Bill Gates is not only one of the richest people on the planet, he is also one of the most avid readers.
On his book blog, he shares his love of reading and tells what’s currently on his bedside table. Hint: his tastes lean towards business, leadership, science and math (no surprise there). But he likes all kinds of books, especially accessible reads on weighty social issues.
Here are a dozen titles – ranging from fiction to fantasy – that he recommends:
- “Business Adventures,” by John Brooks. Genre: business nonfiction. Summary: Insights into the timeless fundamentals of business, such as building a large organization, hiring good people and listening to customer feedback. Gates’ take: “Warren Buffett recommended this book to me back in 1991, and it’s still the best business book I’ve ever read.”
- “Seveneves,” by Neal Stephenson. Genre: science fiction. Summary: The moon blows up and the earth faces total destruction. Gates’ take: “You might lose patience with all the information you’ll get about space flight, but I loved the technical details. Seveneves inspired me to rekindle my sci-fi habit.”
- “How Not to be Wrong,” by Jordan Ellenberg. Genre: math, human behavior. Summary: An explanation of how math affects almost all aspects of our daily lives without our even knowing it. Gates’ take: “Each chapter starts with a subject that seems fairly straightforward—electoral politics, say, or the Massachusetts lottery—and then uses it as a jumping-off point to talk about the math involved. [W]e’re all doing math, all the time.”
- “The Power to Compete,” by Ryoichi Mikitani and Hiroshi Mikitani. Genre: business nonfiction. Summary: Why are Japan’s business juggernauts of the ‘80s being eclipsed by competitors from South Korea and China? Gates’ take: “I have a soft spot for Japan that dates back three decades or so, when I first traveled there for Microsoft.”
- “Sapiens: A Brief History of Humankind,” by Noah Yuval Harari. Genre: science and engineering. Summary: The entire history of the human race encapsulated in a mere 400 pages. Gates’ take: “He writes about our species today and how artificial intelligence, genetic engineering, and other technologies will change us in the future.”

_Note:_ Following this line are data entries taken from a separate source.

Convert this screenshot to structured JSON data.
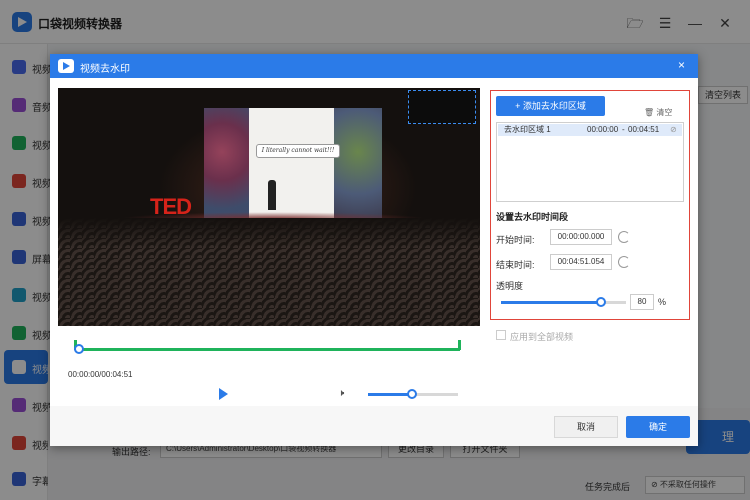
{
  "app": {
    "title": "口袋视频转换器",
    "window_buttons": [
      "folder-icon",
      "menu-icon",
      "minimize-icon",
      "close-icon"
    ]
  },
  "sidebar": {
    "items": [
      {
        "label": "视频",
        "icon_color": "#4a6cf0"
      },
      {
        "label": "音频",
        "icon_color": "#9b4fd8"
      },
      {
        "label": "视频",
        "icon_color": "#1fb35b"
      },
      {
        "label": "视频",
        "icon_color": "#e0453a"
      },
      {
        "label": "视频",
        "icon_color": "#3a63d8"
      },
      {
        "label": "屏幕",
        "icon_color": "#3a63d8"
      },
      {
        "label": "视频",
        "icon_color": "#1fa0c8"
      },
      {
        "label": "视频",
        "icon_color": "#1fb35b"
      },
      {
        "label": "视频",
        "icon_color": "#ffffff",
        "active": true
      },
      {
        "label": "视频",
        "icon_color": "#9b4fd8"
      },
      {
        "label": "视频",
        "icon_color": "#e0453a"
      },
      {
        "label": "字幕/贴图",
        "icon_color": "#3a63d8"
      }
    ]
  },
  "background": {
    "clear_list": "清空列表",
    "output_path_label": "输出路径:",
    "output_path": "C:\\Users\\Administrator\\Desktop\\口袋视频转换器",
    "change_dir": "更改目录",
    "open_folder": "打开文件夹",
    "convert": "理",
    "after_task_label": "任务完成后",
    "after_task_value": "⊘ 不采取任何操作"
  },
  "dialog": {
    "title": "视频去水印",
    "close": "×",
    "video": {
      "slide_text": "I literally cannot wait!!!",
      "stage_logo": "TED",
      "current_time": "00:00:00/00:04:51",
      "volume_fraction": 0.49
    },
    "panel": {
      "add_region": "+ 添加去水印区域",
      "clear": "🗑 清空",
      "regions": [
        {
          "name": "去水印区域 1",
          "start": "00:00:00",
          "end": "00:04:51"
        }
      ],
      "time_section_title": "设置去水印时间段",
      "start_label": "开始时间:",
      "start_value": "00:00:00.000",
      "end_label": "结束时间:",
      "end_value": "00:04:51.054",
      "opacity_label": "透明度",
      "opacity_value": "80",
      "opacity_fraction": 0.8,
      "opacity_unit": "%",
      "apply_all": "应用到全部视频"
    },
    "cancel": "取消",
    "ok": "确定"
  },
  "colors": {
    "accent": "#2b7be8",
    "timeline": "#1fb35b",
    "highlight_border": "#e0453a"
  }
}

- “The Hunger Games,” by Suzanne Collins. Genre: fiction. Summary: Even Bill Gates couldn’t resist the struggle of Katniss Everdeen/Jennifer Lawrence to save humanity in a dystopian future. Gates’ take: “It was pretty exciting and also kind of disturbing.”
- “The Bully Pulpit: Theodore Roosevelt, William Howard Taft, and the Golden Age of Journalism,” by Doris Kearns Goodwin. Genre: history and biography. Summary: A lively account of Roosevelt’s accomplishments, his relationship with the press, his friendship with William Howard Taft, and his efforts to fight corruption and reform the political system.” Gates’ take: “I’m especially interested in the central question that Goodwin raises: How does social change happen? Can it be driven by a single inspirational leader, or do other factors have to lay the groundwork first?”
- “Stress Test,” by Timothy F. Geithner. Genre: history, finance. Summary: First-person account from the man in the middle of the federal government’s recovery efforts after the 2007 financial crisis. Gates’ take: “The central irony of Stress Test is that a guy who was accused of being a lousy communicator has penned a book that is such a good read. Geithner paints a compelling human portrait of what it was like to be fighting a global financial meltdown while at the same time fighting critics inside and outside the Administration as well as his own severe guilt over his near-total absence from his family.”
- “The Rosie Project: A Novel,” by Graeme Simsion. Genre: fiction. Summary: A genetics professor with Asperger’s Syndrome goes looking for a wife. Gates’ take: “Anyone who occasionally gets overly logical will identify with the hero. Melinda thought I would appreciate the parts where he’s a little too obsessed with optimizing his schedule. She was right. It’s a funny and profound book about being comfortable with who you are and what you’re good at.”
- “Parenting with Love and Logic,” by Foster Cline and Jim Fay. Genre: parenting, psychology. Summary: A guide to raising secure, confident kids who are prepared for the real world. Gates’ take: “How to parent effectively and teach responsibility without anger, threats, nagging, or power struggles.”
- “The Sixth Extinction: An Unnatural History,” by Elizabeth Kolbert. Genre: science. Summary: Climate change is only one of many major environmental concerns that humans will have to deal with soon – or else. Gates’ take: “Natural scientists posit that there have been five extinction events in the Earth’s history (think of the asteroid that wiped out the dinosaurs). Kolbert makes a compelling case that human activity is leading to the sixth.”
- “The Better Angels of Our Nature: Why Violence Has Declined,” by Steven Pinker. Genre: history, psychology. Summary: Despite ceaseless news of war, crime and terrorism, violence has actually been in decline. Gates’ take: “For all the dangers we face today, the dangers of yesterday were even worse.”